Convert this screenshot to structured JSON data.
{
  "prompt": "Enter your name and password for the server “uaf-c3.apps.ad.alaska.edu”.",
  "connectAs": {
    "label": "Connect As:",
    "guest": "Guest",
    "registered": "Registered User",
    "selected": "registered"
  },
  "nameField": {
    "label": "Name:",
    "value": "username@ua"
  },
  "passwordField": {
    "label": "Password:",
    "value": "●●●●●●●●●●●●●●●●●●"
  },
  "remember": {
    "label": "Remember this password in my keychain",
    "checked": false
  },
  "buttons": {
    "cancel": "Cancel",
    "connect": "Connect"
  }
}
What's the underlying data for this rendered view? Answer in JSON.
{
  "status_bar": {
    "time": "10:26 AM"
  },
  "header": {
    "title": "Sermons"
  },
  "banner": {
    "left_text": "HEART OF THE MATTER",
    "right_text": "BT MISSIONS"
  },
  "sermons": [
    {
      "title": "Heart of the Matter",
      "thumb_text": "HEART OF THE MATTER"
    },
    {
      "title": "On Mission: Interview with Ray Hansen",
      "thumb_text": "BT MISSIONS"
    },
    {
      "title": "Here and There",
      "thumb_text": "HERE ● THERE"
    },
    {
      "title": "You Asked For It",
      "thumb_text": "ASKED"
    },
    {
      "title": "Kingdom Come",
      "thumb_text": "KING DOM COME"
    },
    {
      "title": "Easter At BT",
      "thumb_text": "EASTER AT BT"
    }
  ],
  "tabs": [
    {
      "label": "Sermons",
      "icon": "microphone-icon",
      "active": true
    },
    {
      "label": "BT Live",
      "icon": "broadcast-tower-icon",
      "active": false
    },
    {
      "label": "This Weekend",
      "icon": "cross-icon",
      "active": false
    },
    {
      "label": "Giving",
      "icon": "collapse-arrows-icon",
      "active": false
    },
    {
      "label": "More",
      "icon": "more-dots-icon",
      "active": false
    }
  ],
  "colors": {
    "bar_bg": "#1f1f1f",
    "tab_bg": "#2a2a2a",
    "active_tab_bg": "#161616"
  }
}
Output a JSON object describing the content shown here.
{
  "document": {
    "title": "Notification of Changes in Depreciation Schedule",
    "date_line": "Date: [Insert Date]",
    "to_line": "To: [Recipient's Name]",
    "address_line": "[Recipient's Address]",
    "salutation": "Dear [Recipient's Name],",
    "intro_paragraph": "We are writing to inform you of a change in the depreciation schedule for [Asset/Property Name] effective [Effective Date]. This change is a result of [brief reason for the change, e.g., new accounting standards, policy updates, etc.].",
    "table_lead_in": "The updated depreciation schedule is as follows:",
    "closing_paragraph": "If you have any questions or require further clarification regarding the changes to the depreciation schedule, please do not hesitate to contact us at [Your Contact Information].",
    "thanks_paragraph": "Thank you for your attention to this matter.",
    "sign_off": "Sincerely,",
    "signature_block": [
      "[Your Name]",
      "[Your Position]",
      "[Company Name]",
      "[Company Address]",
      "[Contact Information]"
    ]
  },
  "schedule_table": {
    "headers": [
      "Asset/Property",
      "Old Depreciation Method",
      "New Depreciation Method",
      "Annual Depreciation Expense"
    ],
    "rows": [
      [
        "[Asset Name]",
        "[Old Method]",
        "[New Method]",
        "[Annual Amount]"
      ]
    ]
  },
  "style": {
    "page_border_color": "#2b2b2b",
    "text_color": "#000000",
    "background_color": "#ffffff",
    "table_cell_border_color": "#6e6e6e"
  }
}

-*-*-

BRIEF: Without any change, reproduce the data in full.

TASK ANSWER:
Convert this screenshot to structured JSON data.
{
  "prompt": "Enter your name and password for the server “uaf-c3.apps.ad.alaska.edu”.",
  "connectAs": {
    "label": "Connect As:",
    "guest": "Guest",
    "registered": "Registered User",
    "selected": "registered"
  },
  "nameField": {
    "label": "Name:",
    "value": "username@ua"
  },
  "passwordField": {
    "label": "Password:",
    "value": "●●●●●●●●●●●●●●●●●●"
  },
  "remember": {
    "label": "Remember this password in my keychain",
    "checked": false
  },
  "buttons": {
    "cancel": "Cancel",
    "connect": "Connect"
  }
}
What's the underlying data for this rendered view? Answer in JSON.
{
  "status_bar": {
    "time": "10:26 AM"
  },
  "header": {
    "title": "Sermons"
  },
  "banner": {
    "left_text": "HEART OF THE MATTER",
    "right_text": "BT MISSIONS"
  },
  "sermons": [
    {
      "title": "Heart of the Matter",
      "thumb_text": "HEART OF THE MATTER"
    },
    {
      "title": "On Mission: Interview with Ray Hansen",
      "thumb_text": "BT MISSIONS"
    },
    {
      "title": "Here and There",
      "thumb_text": "HERE ● THERE"
    },
    {
      "title": "You Asked For It",
      "thumb_text": "ASKED"
    },
    {
      "title": "Kingdom Come",
      "thumb_text": "KING DOM COME"
    },
    {
      "title": "Easter At BT",
      "thumb_text": "EASTER AT BT"
    }
  ],
  "tabs": [
    {
      "label": "Sermons",
      "icon": "microphone-icon",
      "active": true
    },
    {
      "label": "BT Live",
      "icon": "broadcast-tower-icon",
      "active": false
    },
    {
      "label": "This Weekend",
      "icon": "cross-icon",
      "active": false
    },
    {
      "label": "Giving",
      "icon": "collapse-arrows-icon",
      "active": false
    },
    {
      "label": "More",
      "icon": "more-dots-icon",
      "active": false
    }
  ],
  "colors": {
    "bar_bg": "#1f1f1f",
    "tab_bg": "#2a2a2a",
    "active_tab_bg": "#161616"
  }
}
Output a JSON object describing the content shown here.
{
  "document": {
    "title": "Notification of Changes in Depreciation Schedule",
    "date_line": "Date: [Insert Date]",
    "to_line": "To: [Recipient's Name]",
    "address_line": "[Recipient's Address]",
    "salutation": "Dear [Recipient's Name],",
    "intro_paragraph": "We are writing to inform you of a change in the depreciation schedule for [Asset/Property Name] effective [Effective Date]. This change is a result of [brief reason for the change, e.g., new accounting standards, policy updates, etc.].",
    "table_lead_in": "The updated depreciation schedule is as follows:",
    "closing_paragraph": "If you have any questions or require further clarification regarding the changes to the depreciation schedule, please do not hesitate to contact us at [Your Contact Information].",
    "thanks_paragraph": "Thank you for your attention to this matter.",
    "sign_off": "Sincerely,",
    "signature_block": [
      "[Your Name]",
      "[Your Position]",
      "[Company Name]",
      "[Company Address]",
      "[Contact Information]"
    ]
  },
  "schedule_table": {
    "headers": [
      "Asset/Property",
      "Old Depreciation Method",
      "New Depreciation Method",
      "Annual Depreciation Expense"
    ],
    "rows": [
      [
        "[Asset Name]",
        "[Old Method]",
        "[New Method]",
        "[Annual Amount]"
      ]
    ]
  },
  "style": {
    "page_border_color": "#2b2b2b",
    "text_color": "#000000",
    "background_color": "#ffffff",
    "table_cell_border_color": "#6e6e6e"
  }
}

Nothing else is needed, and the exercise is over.